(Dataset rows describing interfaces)
------
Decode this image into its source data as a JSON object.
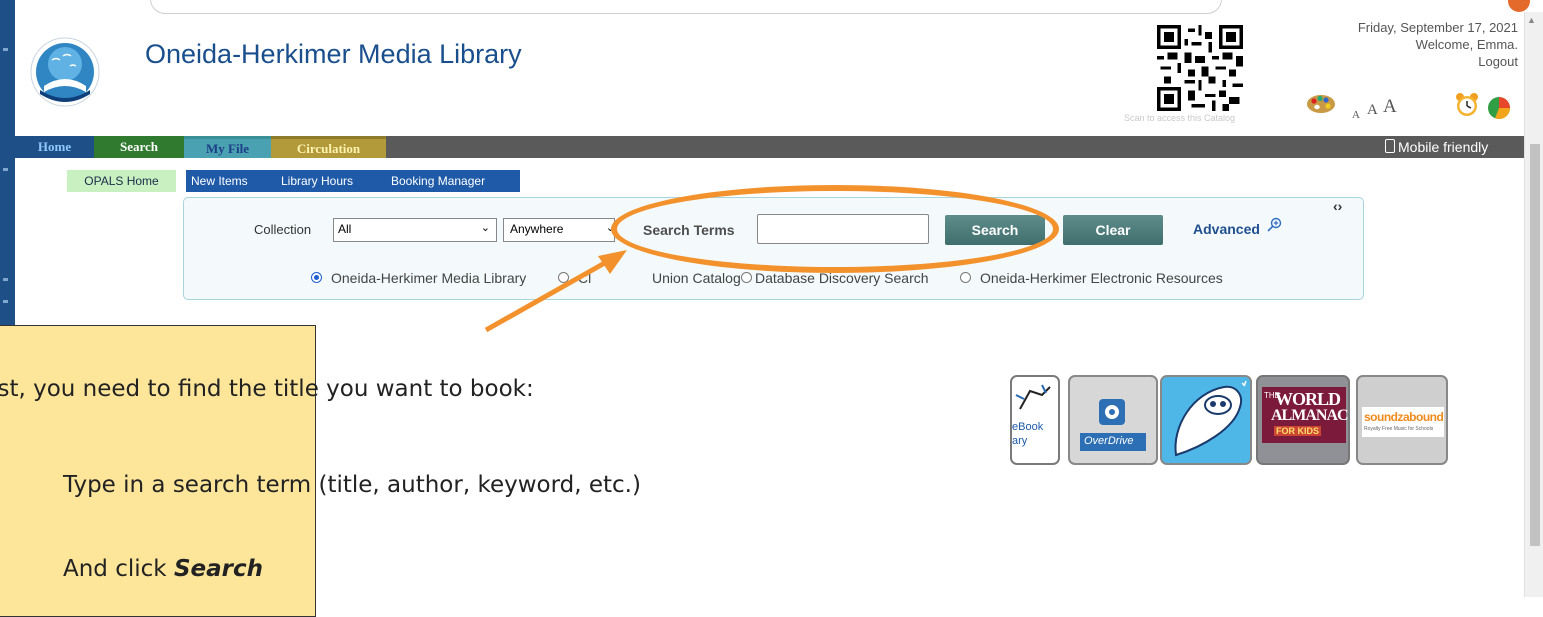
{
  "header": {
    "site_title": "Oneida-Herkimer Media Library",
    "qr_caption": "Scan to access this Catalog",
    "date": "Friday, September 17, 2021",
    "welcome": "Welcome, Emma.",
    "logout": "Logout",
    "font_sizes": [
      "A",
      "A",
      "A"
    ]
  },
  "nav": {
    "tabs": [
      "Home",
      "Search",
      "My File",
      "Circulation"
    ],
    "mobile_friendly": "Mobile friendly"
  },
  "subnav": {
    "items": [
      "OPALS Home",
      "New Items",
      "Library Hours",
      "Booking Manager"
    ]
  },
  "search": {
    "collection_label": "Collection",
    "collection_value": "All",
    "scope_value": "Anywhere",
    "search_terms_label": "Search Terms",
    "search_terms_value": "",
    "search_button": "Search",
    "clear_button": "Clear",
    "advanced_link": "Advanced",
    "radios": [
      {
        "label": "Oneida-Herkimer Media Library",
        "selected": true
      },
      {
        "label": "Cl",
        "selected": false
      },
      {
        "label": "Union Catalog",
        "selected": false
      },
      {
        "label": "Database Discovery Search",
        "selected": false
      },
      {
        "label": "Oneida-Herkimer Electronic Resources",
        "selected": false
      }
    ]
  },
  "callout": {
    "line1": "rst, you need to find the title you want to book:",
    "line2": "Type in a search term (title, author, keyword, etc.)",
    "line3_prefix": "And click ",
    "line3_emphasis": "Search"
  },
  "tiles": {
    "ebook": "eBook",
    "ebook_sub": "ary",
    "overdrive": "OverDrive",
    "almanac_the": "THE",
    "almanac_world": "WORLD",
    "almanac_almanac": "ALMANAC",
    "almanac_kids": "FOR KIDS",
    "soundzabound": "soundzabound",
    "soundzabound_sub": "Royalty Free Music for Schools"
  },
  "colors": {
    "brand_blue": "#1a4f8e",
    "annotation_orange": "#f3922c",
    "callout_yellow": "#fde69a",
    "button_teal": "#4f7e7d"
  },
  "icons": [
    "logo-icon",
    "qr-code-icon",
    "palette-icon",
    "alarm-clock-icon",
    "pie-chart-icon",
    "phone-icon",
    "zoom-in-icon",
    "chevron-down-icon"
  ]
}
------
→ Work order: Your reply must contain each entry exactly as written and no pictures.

→ Answer section:
Decode this image into its source data as a JSON object.
{
  "header": {
    "site_title": "Oneida-Herkimer Media Library",
    "qr_caption": "Scan to access this Catalog",
    "date": "Friday, September 17, 2021",
    "welcome": "Welcome, Emma.",
    "logout": "Logout",
    "font_sizes": [
      "A",
      "A",
      "A"
    ]
  },
  "nav": {
    "tabs": [
      "Home",
      "Search",
      "My File",
      "Circulation"
    ],
    "mobile_friendly": "Mobile friendly"
  },
  "subnav": {
    "items": [
      "OPALS Home",
      "New Items",
      "Library Hours",
      "Booking Manager"
    ]
  },
  "search": {
    "collection_label": "Collection",
    "collection_value": "All",
    "scope_value": "Anywhere",
    "search_terms_label": "Search Terms",
    "search_terms_value": "",
    "search_button": "Search",
    "clear_button": "Clear",
    "advanced_link": "Advanced",
    "radios": [
      {
        "label": "Oneida-Herkimer Media Library",
        "selected": true
      },
      {
        "label": "Cl",
        "selected": false
      },
      {
        "label": "Union Catalog",
        "selected": false
      },
      {
        "label": "Database Discovery Search",
        "selected": false
      },
      {
        "label": "Oneida-Herkimer Electronic Resources",
        "selected": false
      }
    ]
  },
  "callout": {
    "line1": "rst, you need to find the title you want to book:",
    "line2": "Type in a search term (title, author, keyword, etc.)",
    "line3_prefix": "And click ",
    "line3_emphasis": "Search"
  },
  "tiles": {
    "ebook": "eBook",
    "ebook_sub": "ary",
    "overdrive": "OverDrive",
    "almanac_the": "THE",
    "almanac_world": "WORLD",
    "almanac_almanac": "ALMANAC",
    "almanac_kids": "FOR KIDS",
    "soundzabound": "soundzabound",
    "soundzabound_sub": "Royalty Free Music for Schools"
  },
  "colors": {
    "brand_blue": "#1a4f8e",
    "annotation_orange": "#f3922c",
    "callout_yellow": "#fde69a",
    "button_teal": "#4f7e7d"
  },
  "icons": [
    "logo-icon",
    "qr-code-icon",
    "palette-icon",
    "alarm-clock-icon",
    "pie-chart-icon",
    "phone-icon",
    "zoom-in-icon",
    "chevron-down-icon"
  ]
}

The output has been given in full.